Monday, November 19, 2018 | ePaper

Make the complex quota system a time-befitting one

  • Print
THE quota system in Bangladesh Civil Service is extremely complex and cannot be implemented ensuring proportionate representation of all sections of the society, as per local media reports. The system has become unrealistic and it requires reform based on the current socio-economic and demographic structure of Bangladesh or it should be phased out. Terming implementation of the quota system extremely complicated and difficult, the Public Service Commission in its latest Annual Report suggested simplification of the system. The current system is also unique as it allows one to reap the benefits of the quota more than once.
The quota for freedom fighters is disproportionately large when compared to their representation in the population. The 10 percent quota for half the population women has little impact on their representation in the civil service. Similarly the district quota was designed to give jobs to people of districts underrepresented in the civil service. The 10 percent quota was effective when there were only 17 districts. It became less effective and disproportionate when 47 more districts were created in the 80's.The indigenous people, who are one percent of the population, deserve quota for being part of the society lagging behind.
Experts have long been calling for reforms but no real move was taken in this regard until July 2, when a committee was formed to look into the matter. The last major reforms were made in 1985 when the government increased the merit-based recruitment to 45 percent from 40. In 2012, one percent quota for the physically challenged was introduced, reducing merit-based recruitment to 44 percent.
So it is easy to see why quotas must be abolished--but the political will for reform must be there. It is very easy for students to get agitated over this as we have an acute shortage of jobs in the country in any event--the government is one of the largest organisations with regards to offering quality employment. There is no real reason for our meritorious students to be searching for meaningful employment even 4-5 years after they have finished graduation. 

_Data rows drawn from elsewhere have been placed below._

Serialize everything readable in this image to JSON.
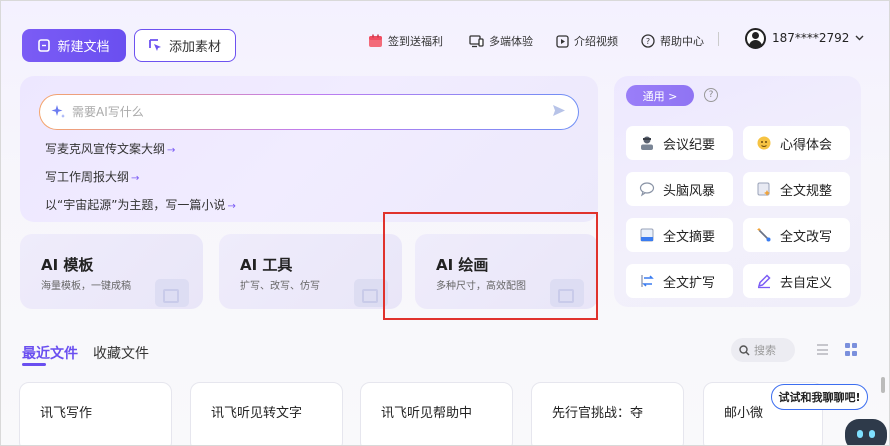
{
  "header": {
    "new_doc": "新建文档",
    "add_material": "添加素材",
    "nav": [
      {
        "label": "签到送福利",
        "icon": "gift-calendar-icon"
      },
      {
        "label": "多端体验",
        "icon": "devices-icon"
      },
      {
        "label": "介绍视频",
        "icon": "video-play-icon"
      },
      {
        "label": "帮助中心",
        "icon": "help-circle-icon"
      }
    ],
    "user_phone": "187****2792"
  },
  "ai_panel": {
    "placeholder": "需要AI写什么",
    "suggestions": [
      "写麦克风宣传文案大纲",
      "写工作周报大纲",
      "以“宇宙起源”为主题，写一篇小说"
    ]
  },
  "cards": [
    {
      "title": "AI 模板",
      "sub": "海量模板，一键成稿"
    },
    {
      "title": "AI 工具",
      "sub": "扩写、改写、仿写"
    },
    {
      "title": "AI 绘画",
      "sub": "多种尺寸，高效配图"
    }
  ],
  "right_panel": {
    "tag": "通用 >",
    "tools": [
      {
        "label": "会议纪要",
        "icon": "meeting-person-icon"
      },
      {
        "label": "心得体会",
        "icon": "emoji-face-icon"
      },
      {
        "label": "头脑风暴",
        "icon": "speech-bubble-icon"
      },
      {
        "label": "全文规整",
        "icon": "sparkle-doc-icon"
      },
      {
        "label": "全文摘要",
        "icon": "summary-doc-icon"
      },
      {
        "label": "全文改写",
        "icon": "magic-wand-icon"
      },
      {
        "label": "全文扩写",
        "icon": "expand-arrows-icon"
      },
      {
        "label": "去自定义",
        "icon": "pencil-icon"
      }
    ]
  },
  "files": {
    "tab_recent": "最近文件",
    "tab_fav": "收藏文件",
    "search_placeholder": "搜索",
    "items": [
      "讯飞写作",
      "讯飞听见转文字",
      "讯飞听见帮助中",
      "先行官挑战：夺",
      "邮小微"
    ]
  },
  "chat": {
    "label": "试试和我聊聊吧!"
  },
  "colors": {
    "accent": "#6a4ff0",
    "highlight": "#e0322c"
  }
}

More News For this Category

Not extra fees, it’s extortion from SSC examinees

ALLEGATIONS abound about students across the country being charged extra fees, far beyond the government-set amount and defying a High Court directive, for appearing in the Secondary School Certificate examinations

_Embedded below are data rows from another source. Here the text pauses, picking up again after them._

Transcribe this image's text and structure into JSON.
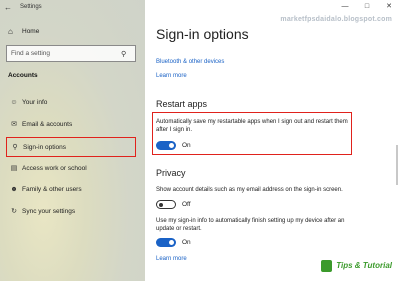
{
  "window": {
    "title": "Settings"
  },
  "sidebar": {
    "home_label": "Home",
    "search_placeholder": "Find a setting",
    "section_label": "Accounts",
    "items": [
      {
        "label": "Your info",
        "icon": "user-icon"
      },
      {
        "label": "Email & accounts",
        "icon": "mail-icon"
      },
      {
        "label": "Sign-in options",
        "icon": "key-icon"
      },
      {
        "label": "Access work or school",
        "icon": "briefcase-icon"
      },
      {
        "label": "Family & other users",
        "icon": "people-icon"
      },
      {
        "label": "Sync your settings",
        "icon": "sync-icon"
      }
    ]
  },
  "main": {
    "title": "Sign-in options",
    "link_bluetooth": "Bluetooth & other devices",
    "learn_more_1": "Learn more",
    "restart": {
      "heading": "Restart apps",
      "description": "Automatically save my restartable apps when I sign out and restart them after I sign in.",
      "toggle_state": "On"
    },
    "privacy": {
      "heading": "Privacy",
      "account_desc": "Show account details such as my email address on the sign-in screen.",
      "account_toggle": "Off",
      "signin_desc": "Use my sign-in info to automatically finish setting up my device after an update or restart.",
      "signin_toggle": "On",
      "learn_more": "Learn more"
    }
  },
  "watermark": "marketfpsdaidalo.blogspot.com",
  "brand": "Tips & Tutorial",
  "colors": {
    "accent": "#1a62c6",
    "highlight": "#e0221c"
  }
}
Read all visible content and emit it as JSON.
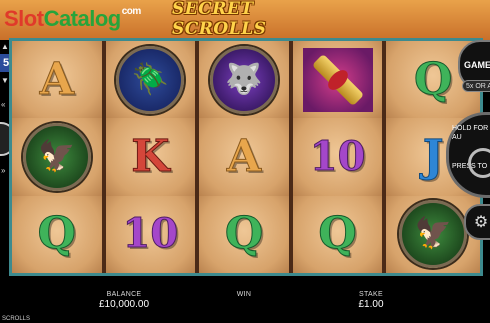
{
  "watermark": {
    "part1": "Slot",
    "part2": "Catalog",
    "part3": "com"
  },
  "game_logo": "SECRET SCROLLS",
  "left_panel": {
    "bet_lines": "5"
  },
  "reels": [
    [
      {
        "type": "letter",
        "symbol": "A",
        "cls": "A"
      },
      {
        "type": "coin",
        "symbol": "bird",
        "icon": "bird-icon"
      },
      {
        "type": "letter",
        "symbol": "Q",
        "cls": "Q"
      }
    ],
    [
      {
        "type": "coin",
        "symbol": "scarab",
        "icon": "scarab-icon"
      },
      {
        "type": "letter",
        "symbol": "K",
        "cls": "K"
      },
      {
        "type": "letter",
        "symbol": "10",
        "cls": "ten"
      }
    ],
    [
      {
        "type": "coin",
        "symbol": "anubis",
        "icon": "anubis-icon"
      },
      {
        "type": "letter",
        "symbol": "A",
        "cls": "A"
      },
      {
        "type": "letter",
        "symbol": "Q",
        "cls": "Q"
      }
    ],
    [
      {
        "type": "scroll",
        "symbol": "scroll",
        "icon": "scroll-icon"
      },
      {
        "type": "letter",
        "symbol": "10",
        "cls": "ten"
      },
      {
        "type": "letter",
        "symbol": "Q",
        "cls": "Q"
      }
    ],
    [
      {
        "type": "letter",
        "symbol": "Q",
        "cls": "Q"
      },
      {
        "type": "letter",
        "symbol": "J",
        "cls": "J"
      },
      {
        "type": "coin",
        "symbol": "bird",
        "icon": "bird-icon"
      }
    ]
  ],
  "right_panel": {
    "game_button": "GAME",
    "auto_chip": "5x OR AR",
    "spin_hint_line1": "HOLD FOR AU",
    "spin_hint_line2": "PRESS TO"
  },
  "bottom": {
    "balance_label": "BALANCE",
    "balance_value": "£10,000.00",
    "win_label": "WIN",
    "win_value": "",
    "stake_label": "STAKE",
    "stake_value": "£1.00",
    "game_name": "SCROLLS"
  },
  "colors": {
    "frame": "#3d8a8e",
    "reel_bg": "#d7a36b",
    "separator": "#4b2a17"
  }
}
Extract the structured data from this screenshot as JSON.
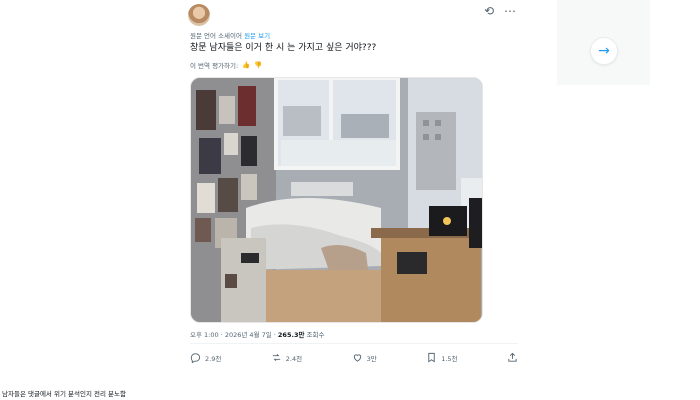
{
  "post": {
    "translated_prefix": "원문 언어 소세이어",
    "translated_link": "원문 보기",
    "text": "창문 남자들은 이거 한 시 는 가지고 싶은 거야???",
    "rate_label": "이 번역 평가하기:",
    "meta_time": "오후 1:00 · 2026년 4월 7일 · ",
    "meta_views_count": "265.3만",
    "meta_views_label": " 조회수",
    "actions": {
      "reply": "2.9천",
      "repost": "2.4천",
      "like": "3만",
      "bookmark": "1.5천"
    }
  },
  "caption": "남자들은 댓글에서 위기 분석인지 전리 분노함",
  "icons": [
    "avatar",
    "repost-icon",
    "more-icon",
    "thumbs-up-icon",
    "thumbs-down-icon",
    "reply-icon",
    "like-icon",
    "bookmark-icon",
    "share-icon",
    "arrow-right-icon"
  ]
}
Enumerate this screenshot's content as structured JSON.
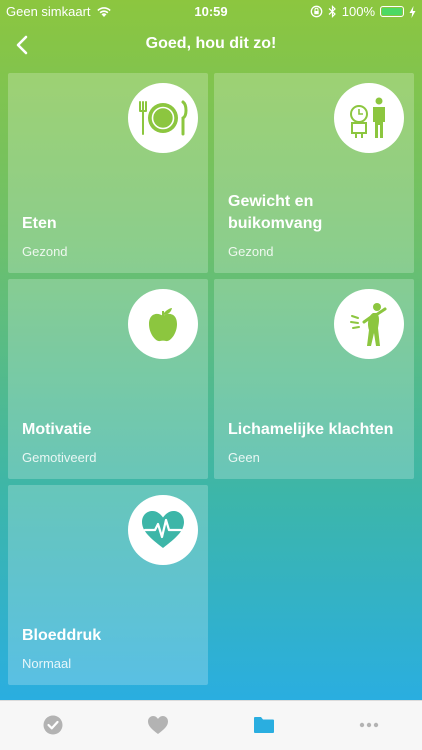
{
  "status_bar": {
    "carrier": "Geen simkaart",
    "time": "10:59",
    "battery_percent": "100%",
    "battery_level": 1.0
  },
  "nav": {
    "title": "Goed, hou dit zo!",
    "back_icon": "chevron-left-icon"
  },
  "tiles": [
    {
      "title": "Eten",
      "subtitle": "Gezond",
      "icon": "plate-cutlery-icon"
    },
    {
      "title": "Gewicht en buikomvang",
      "subtitle": "Gezond",
      "icon": "scale-person-icon"
    },
    {
      "title": "Motivatie",
      "subtitle": "Gemotiveerd",
      "icon": "apple-icon"
    },
    {
      "title": "Lichamelijke klachten",
      "subtitle": "Geen",
      "icon": "pain-person-icon"
    },
    {
      "title": "Bloeddruk",
      "subtitle": "Normaal",
      "icon": "heart-pulse-icon"
    }
  ],
  "tab_bar": {
    "tabs": [
      {
        "icon": "check-circle-icon",
        "active": false
      },
      {
        "icon": "heart-icon",
        "active": false
      },
      {
        "icon": "folder-icon",
        "active": true
      },
      {
        "icon": "more-icon",
        "active": false
      }
    ]
  },
  "colors": {
    "gradient_top": "#8cc63f",
    "gradient_bottom": "#2aaee0",
    "icon_color": "#8cc63f",
    "tab_active": "#2aaee0",
    "tab_inactive": "#b3b3b3"
  }
}
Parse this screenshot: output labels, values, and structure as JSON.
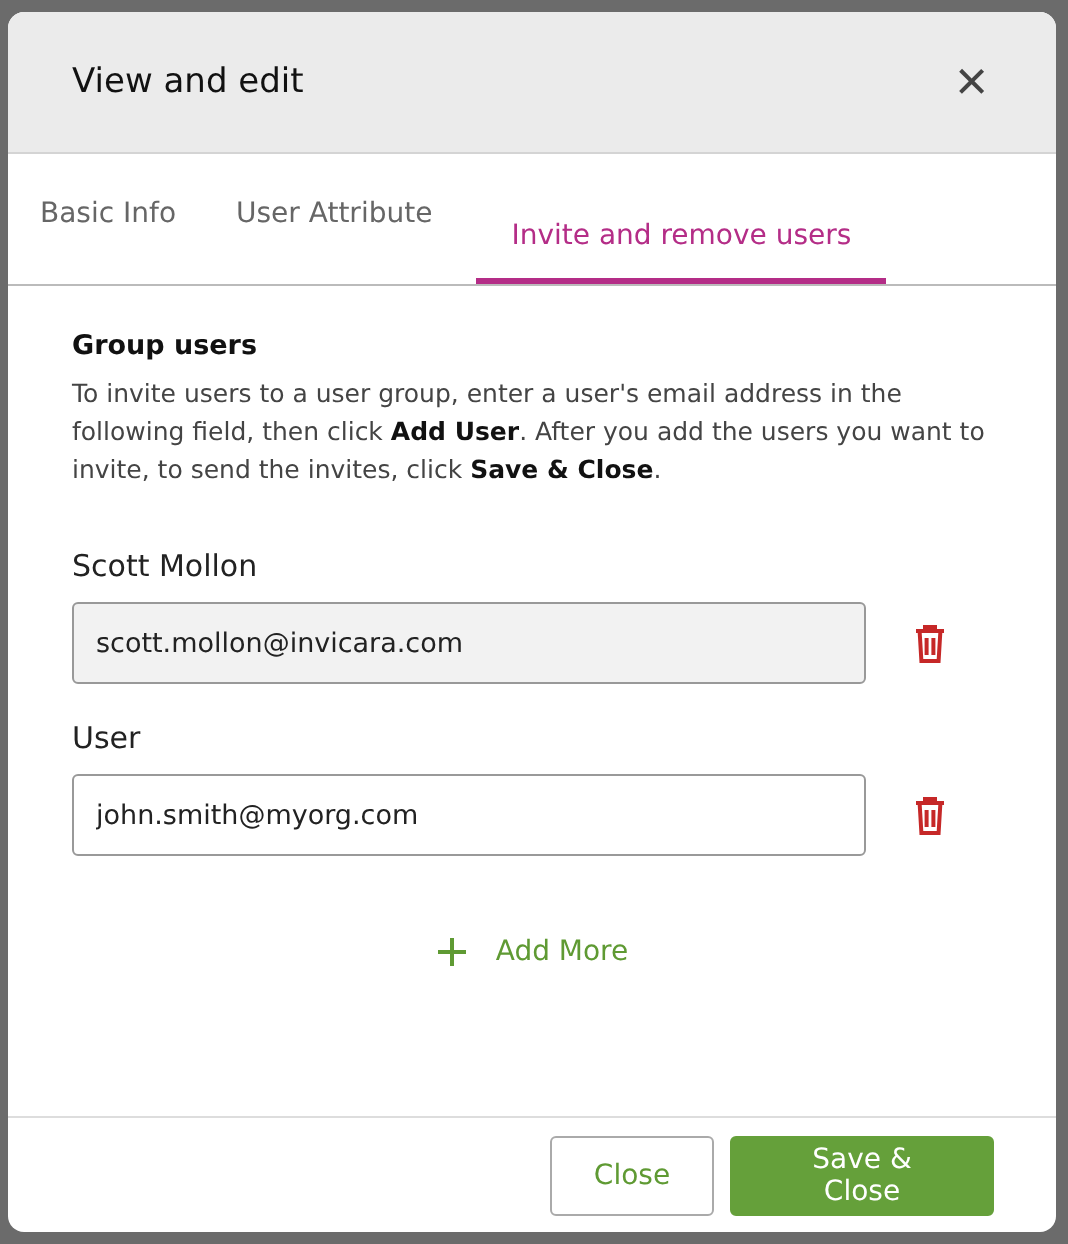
{
  "window": {
    "title": "View and edit",
    "close": "×"
  },
  "tabs": [
    {
      "label": "Basic Info",
      "selected": false
    },
    {
      "label": "User Attribute",
      "selected": false
    },
    {
      "label": "Invite and remove users",
      "selected": true
    }
  ],
  "section": {
    "title": "Group users",
    "text": "To invite users to a user group, enter a user's email address in the following field, then click **Add User**. After you add the users you want to invite, to send the invites, click **Save & Close**."
  },
  "users": [
    {
      "label": "Scott Mollon",
      "value": "scott.mollon@invicara.com",
      "disabled": true
    },
    {
      "label": "User",
      "value": "john.smith@myorg.com",
      "disabled": false
    }
  ],
  "add_more": "Add More",
  "buttons": [
    {
      "label": "Close",
      "kind": "secondary"
    },
    {
      "label": "Save & Close",
      "kind": "primary"
    }
  ]
}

US-China trade war : An opportunity for BD to expand businesses and attract FDI

THE ongoing trade war between the US and China has created a better opportunity for Bangladesh, especially for garment sectors. The exporters have been receiving a greater number of work

Outbreak of Hepatitis E Virus in Bangladesh

Rifat Zafreen :HEV is Hepatitis E Virus, which is one of the five known viral hepatitis caused by Hepatitis E virus. This HEV spreads usually through faucal contamination of drinking

Democrats’ victory new challenge to Republicans

Dr. Alon Ben-Meir :The retaking of the House by the Democrats will soon allow them to exercise checks and balances and stop the Republicans from going down a slippery slope.

Worries over CO2 emissions from wildfires

Navin Singh Khadka :Rising numbers of extreme wildfires could result in a significant increase in CO2 emissions, scientists warn. That could mean attaining the Paris climate agreement's goal of keeping

Readers’ Forum

Rural development a must There are a number of different types of development that every country needs-social, economic, in its governing institutions, etc. Bangladesh is a developing country that has

Find out the root cause of decreasing primary students

WHEN the authorities claim cent percent enrollment in primary education, a shocking picture was surfaced where number of student in primary schools is decreasing day by day. In 2013, some

Pro-people police is the demand of time

THE Police Investigation Bureau (PIB) has unveiled the mystery behind a spine-chilling crime where a middle-aged woman passenger was killed inside a running bus at Ashulia in the outskirts of

Is co-operative shining or declining?

Dr. Forqan Uddin Ahmed :The cooperative movement began in Europe in the nineteenth century, primarily in England and France. The industrial revolution and the increasing mechanization of the economy transformed

Rohingya will not be forced back to Myanmar

Al Jazeera :Hundreds of thousands of Rohingya who fled Myanmar, citing rape, murder and arson, will not be forcibly repatriated, Bangladesh's Rohingya Relief and Repatriation Commissioner has said."No one will